Down syndrome is caused by a random error in cell division that results in the presence of an extra copy of chromosome 21.
The type of error is called nondisjunction (pronounced non-dis-JUHNGK-shuhn). Usually when one cell divides in two, pairs of chromosomes are split so that one of the pair goes to one cell, and the other from the pair goes to the other cell. In nondisjunction, something goes wrong and both chromosomes from one pair go into one cell and no chromosomes for that pair go into the other cell.
Most of the time, the error occurs at random during the formation of an egg or sperm. To date, no behavioral activity of the parents or environmental factor is known to cause Down syndrome.1,2
After much research on these cell division errors, researchers know that:2
The NICHD launched DS-Connect® as a safe and secure online registry for people with Down syndrome, their families, and researchers to share information and participate in clinical trials or research. As the registry grows, families and researchers learn more about Down syndrome and identify similarities and differences in the symptoms and treatment of people with Down syndrome from around the world. The information collected helps guide future research and treatment. Learn more about DS-Connect®: The Down Syndrome Registry.

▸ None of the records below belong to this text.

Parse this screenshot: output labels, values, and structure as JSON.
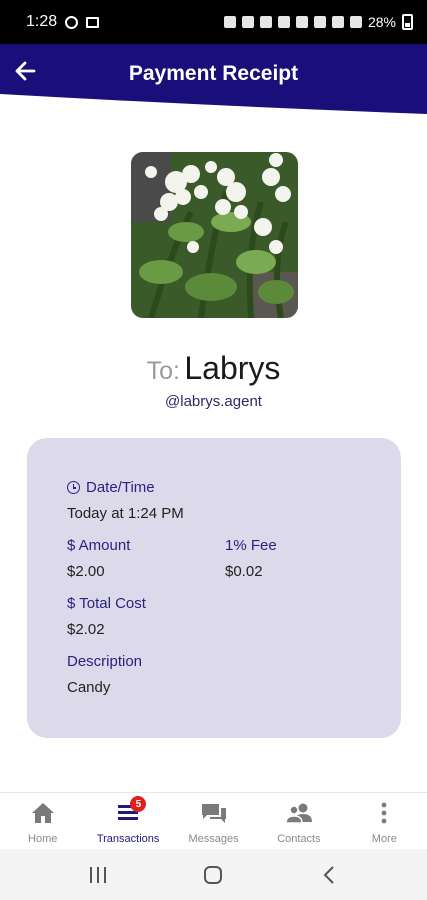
{
  "status_bar": {
    "time": "1:28",
    "battery": "28%"
  },
  "header": {
    "title": "Payment Receipt"
  },
  "recipient": {
    "prefix": "To:",
    "name": "Labrys",
    "handle": "@labrys.agent"
  },
  "receipt": {
    "datetime_label": "Date/Time",
    "datetime_value": "Today at 1:24 PM",
    "amount_label": "$ Amount",
    "amount_value": "$2.00",
    "fee_label": "1% Fee",
    "fee_value": "$0.02",
    "total_label": "$ Total Cost",
    "total_value": "$2.02",
    "description_label": "Description",
    "description_value": "Candy"
  },
  "bottom_nav": {
    "items": [
      {
        "label": "Home",
        "icon": "home-icon"
      },
      {
        "label": "Transactions",
        "icon": "list-icon",
        "badge": "5"
      },
      {
        "label": "Messages",
        "icon": "chat-icon"
      },
      {
        "label": "Contacts",
        "icon": "contacts-icon"
      },
      {
        "label": "More",
        "icon": "more-vertical-icon"
      }
    ]
  },
  "colors": {
    "brand": "#1a0f7a",
    "card_bg": "#dcdaea",
    "label": "#2a2280",
    "badge": "#e02020"
  }
}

Research shows that three types of chromosomal changes can lead to Down syndrome.
All related news